The readonly keyword in TypeScript is used to make properties of a class or interface immutable, meaning once assigned a value, these properties cannot be changed. This enhances code stability by ensuring that certain values remain constant throughout the lifecycle of an object.

Typescript readonly keyword

In TypeScript, the readonly keyword is used to make properties of a class or an interface immutable. This means a property cannot be changed once a value is assigned. This is particularly useful for ensuring your data’s integrity throughout an object’s lifecycle.

How to use readonly Keyword in Typescript

Now, let us see how to use the readonly keyword in Typescript with a few examples.

How to use readonly keyword in Typescript class

Now, let us see how to use the readonly keyword in a class in Typescript. Here is a simple example of how readonly can be used in a class in Typescript.

class User {
    readonly id: number;
    name: string;

    constructor(id: number, name: string) {
        this.id = id;
        this.name = name;
    }
}

const user = new User(1, 'John Doe');
console.log(user.id); // Output: 1
user.id = 2; // Error: Cannot assign to 'id' because it is a read-only property.

In this example, the id property of the User class is marked as readonly. Once a User object is created, its id property cannot be changed.

See also  as Keyword in Typescript

Once you run the code using Visual Studio Code, it will show an error like below in the screenshot.

error TS2540: Cannot assign to ‘id’ because it is a read-only property.

typescript readonly keyword

How to use readonly keyword in Interfaces in Typescript

The readonly keyword can also be used in interfaces in Typescript.
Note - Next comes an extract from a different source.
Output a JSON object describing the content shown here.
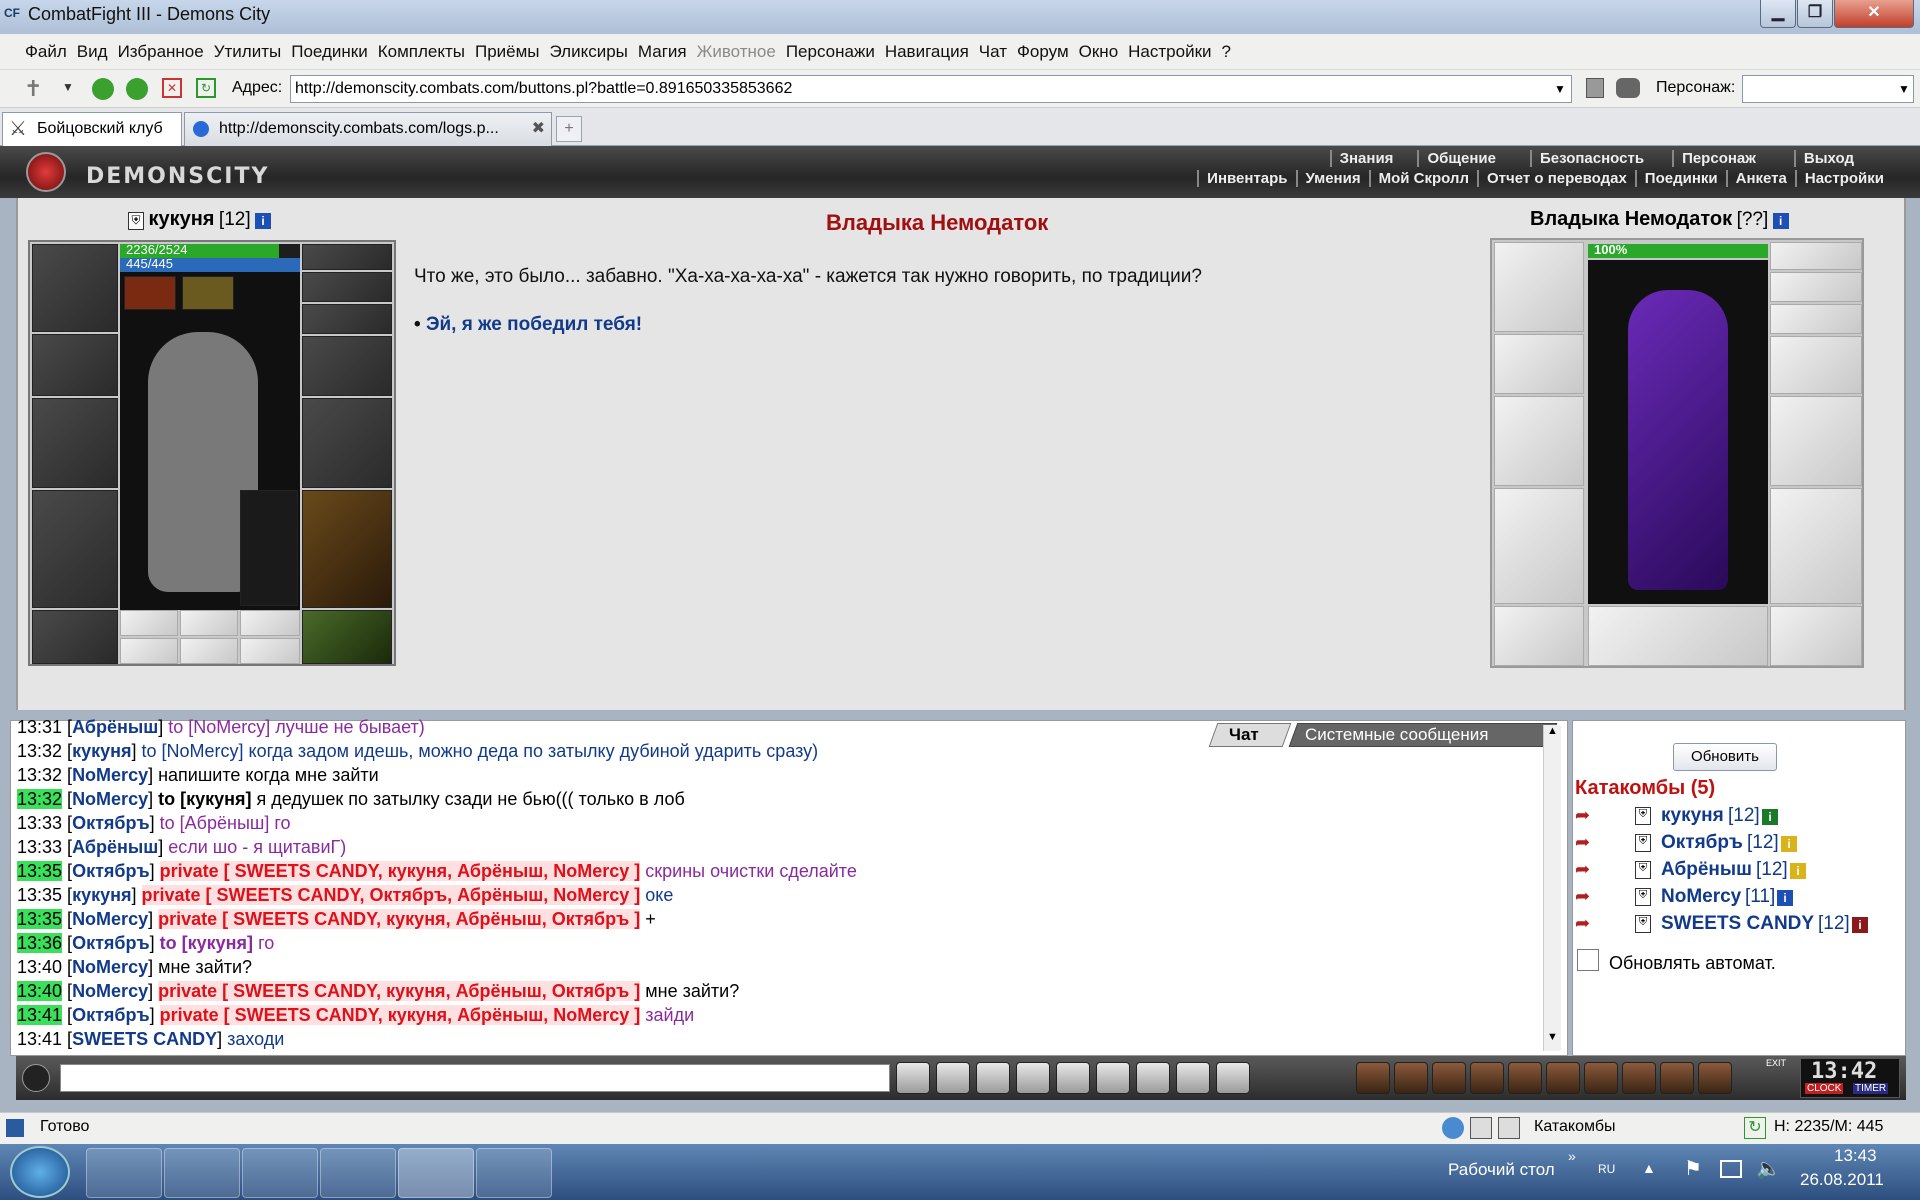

This is particularly useful when defining a shape of data that should not be modified.

Here is the complete code:

interface Point {
    readonly x: number;
    readonly y: number;
}

let p: Point = { x: 10, y: 20 };
console.log(p.x); // Output: 10
p.x = 5; // Error: Cannot assign to 'x' because it is a read-only property.

How to use the readonly keyword in Typescript Arrays

We can also use the readonly keyword in Typescript arrays. It can prevent the modification of arrays after their initial creation.

Here is the complete code:

class Example {
    readonly numbers: readonly number[] = [1, 2, 3];
}

const example = new Example();
console.log(example.numbers); // Output: [1, 2, 3]
example.numbers.push(4);

Once you run the code using VS code, the output will appear like below:

error TS2339: Property ‘push’ does not exist on type ‘readonly number[]’.

Check out the screenshot below:

readonly Keyword in Typescript

readonly vs const in Typescript

It’s important to differentiate between readonly and const in Typescript. The const keyword is used to declare variables that cannot be reassigned, whereas readonly is used in the context of properties in classes and interfaces.

Here is an example:

const a = 10;
a = 20; // Error: Assignment to constant variable.

class Example {
    readonly b = 10;
}

const example = new Example();
example.b = 20; // Error: Cannot assign to 'b' because it is a read-only property.

Conclusion

The readonly keyword in TypeScript is a very helpful keyword and ensures the immutability of properties in classes and interfaces. I hope you know how to use the readonly keyword in Typescript in classes, interfaces, and arrays. I also explained the difference between readonly vs. const in Typescript.

See also  How to create date from year month day in Typescript?

You may also like:

>